A recent bout of mergers involving European companies has some calling for government intervention to help German companies on the international market. But monopoly watchdogs reject that idea.
The economy? The chancellor should let it be, some experts say
Earlier this year when the French company Sanofi took over the German-French pharmaceutical giant Aventis -- with support from the French govenment -- not only were eyebrows raised here in Germany, but the government was pressured to help German companies compete on the international market.
However, the German Monopoly Commission thinks otherwise. This body of government-appointed experts is charged with observing the development of competition in Germany and rejects the promotion of so called “national champions.”
France may have spent billions of euros propping its heavy industry, IT sector and the likes of the Concorde. But Martin Hellwig, the head of Germany’s monopoly commission, believes the German government should not make the same mistakes. He even argues that the government is not the right body to identify the national industrial champions of the future.
Coal production has long been a heavily subsidized industry in Germany
"Typically government aims to subsidize or give privileges to certain companies tends to be directed towards industries of the past or to politically well connected industries," he said, adding that factories in important constituencies that are critical for elections are an example. "It has nothing to do with a good use of public resources for economic policy.“
Companies, not economies, compete
Hellwig said the idea of trying to strengthen Germany’s international competitiveness by using subsidies to turn companies into global players is wrong. He said it is companies and not economies which compete internationally. He points out that national champions could even harm the national market.
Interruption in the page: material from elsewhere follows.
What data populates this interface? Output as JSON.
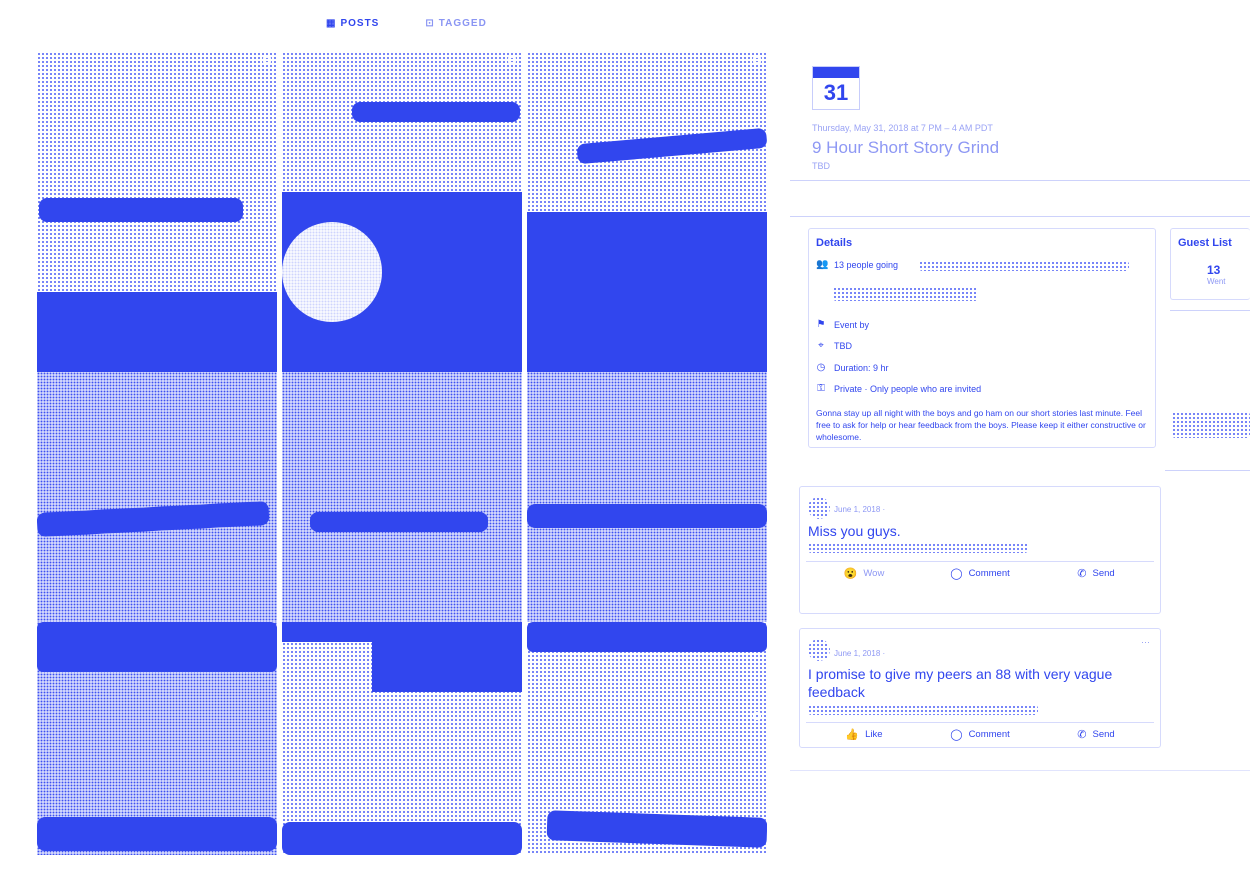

"A policy that is directed to helping some firms, even if it is directed to helping some firms internationally, tends to burden others," he said. "Because prices adjust, exchange rates adjust, wages adjust and the changes in economic structure that are induced are beyond the government’s ability to forsee. They simply don’t have the information to do the right thing.“
As a general rule, competition policy is in the hands of the cartel office and the German regulatory authorities which apply the laws against restraints to competition. They do so very ably, but at the same time the German government prevents more competition in several areas, Hellwig said.
Unidentified managers of Deutsche Post show a airplane-model of the daughter company DHL
"In certain areas, where it is a question of changing laws, a question of adapting systems, liberalizing industries, getting rid of post monopolies like telecommunications, the postal system, the energy sector, the government, indeed, has been a bit too prone to maintaining incumbents of the past," he said, adding that this happened partly for fiscal reasons or furthering national champions.
"After all, the government is still a major shareholder," he said, citing the emergence of Deutsche Post as a global player in the logistics field.
Liberalization fails to bring more competition
Hellwig pointed out that another example is the energy market where liberalization didn’t bring about more competition in Germany.
"Germany unlike the United Kingdom has chosen not to vertically disintegrate the industry into companies managing networks, manging electricity grids and companies managing electricity production and distribution," he said. "So the network owners are parts of corporations that also produce and sell electricity and they use the transmission fees as a tool to keep competition out.“
When the liberalization process in the German energy market began three years ago, Germany was the only EU-country without a regulatory authority in this field. And regulating will only start next year.
This may be too late in the energy sector as German transmission prices of electricity are already excessive and among the highest in Europe.
In part this has been made possible and legalized by the government. It was no surprise when Vattenfall Europe, one of only four companies dominating the German energy market, announced last week to increase transmission prices by another 20 percent next year.
Telecommunications law under criticism
Also coming in for criticism from the monopoly commission is Germany’s telecommunications law. Hellwig said it’s structure and regulations introduce many changes with lots of legal uncertainty and will work in favour of the incumbent and to the disadvantage of the competitors.
"As long as prices are fixed under a price-cap regime where the regulatory authority sets just an upper bound for an overall index of prices, under the new law the incumbent is perfectly free to use any price to discourage entry, to impede competitors, even if it is a price below cost that would be regarded as predatory under ordinary competition law,“ he said.
Opposition politicians have welcomed the Monopoly Commission Report and appealed to Economics Minister Wolfgang Clement and Chancellor Gerhard Schröder to consider the commission’s proposed changes to the draft competition laws.